Implications of survey methods on travel and non-travel activities: A comparison of the Austrian national travel survey and an innovative mobility-activity-expenditure diary (MAED)

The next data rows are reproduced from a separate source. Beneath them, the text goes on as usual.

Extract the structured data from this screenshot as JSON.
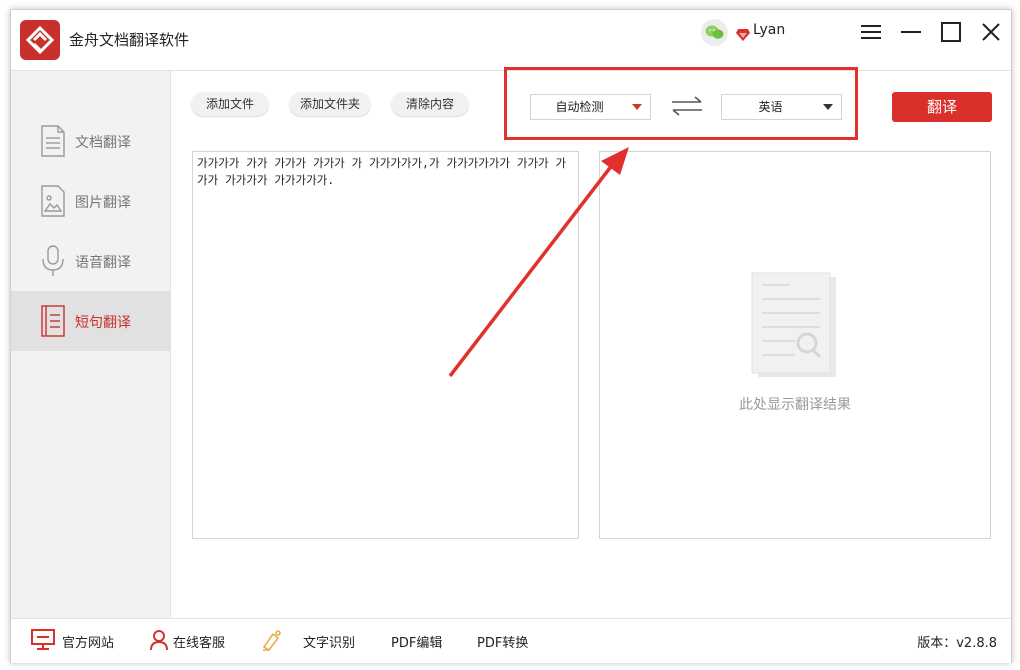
{
  "app": {
    "title": "金舟文档翻译软件",
    "username": "Lyan"
  },
  "sidebar": {
    "items": [
      {
        "label": "文档翻译",
        "active": false,
        "icon": "document-icon"
      },
      {
        "label": "图片翻译",
        "active": false,
        "icon": "image-icon"
      },
      {
        "label": "语音翻译",
        "active": false,
        "icon": "microphone-icon"
      },
      {
        "label": "短句翻译",
        "active": true,
        "icon": "short-text-icon"
      }
    ]
  },
  "toolbar": {
    "add_file": "添加文件",
    "add_folder": "添加文件夹",
    "clear": "清除内容",
    "source_lang": "自动检测",
    "target_lang": "英语",
    "translate": "翻译"
  },
  "source_text": "가가가가 가가 가가가 가가가 가 가가가가가,가 가가가가가가 가가가 가가가 가가가가 가가가가가.",
  "result_placeholder": "此处显示翻译结果",
  "footer": {
    "official_site": "官方网站",
    "online_support": "在线客服",
    "ocr": "文字识别",
    "pdf_edit": "PDF编辑",
    "pdf_convert": "PDF转换",
    "version": "版本：v2.8.8"
  },
  "colors": {
    "accent": "#d9302c",
    "annotation": "#e2312c"
  }
}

This paper contributes to the research on non-reporting effects in mixed-method household travel surveys (HTS) in two ways: Firstly, we compare travel activities reported in the established Austrian National HTS (ANTS) with an innovative survey approach, the so-called “MobilityActivity-Expenditure Diary” (MAED), and secondly we extend the analysis to (i) additional travel estimates and to (ii) non-travel activities. The analysis addresses three main goals: (i) identification of non-reporting effects in the HTS for travel estimates, (ii) analysis of speed-ofresponse effects on travel estimates, (iii) assessment of the completeness and accuracy of nontravel activities inferred from the trip purposes in the HTS. Underreporting in HTS occurs both on person level and on the trip level, and mainly for peak-hour trips with either short distances or short durations of the subsequent non-travel activity. No significant underreporting was found on the tour level. Speed-of-response effects are small in both surveys but significant for the ANTS. The duration of non-travel activities per activity type corresponds well in the MAEDsurvey and in the ANTS but the information in the MAED-survey is much richer. The results can be used threefold: (i) to develop correction factors that account for systematic biases in HTS, (ii) to identify omitted items (trip frequency, duration, distance etc.) if HTS data are used without correction factors, and (iii) to demonstrate the importance of high quality field work and validation.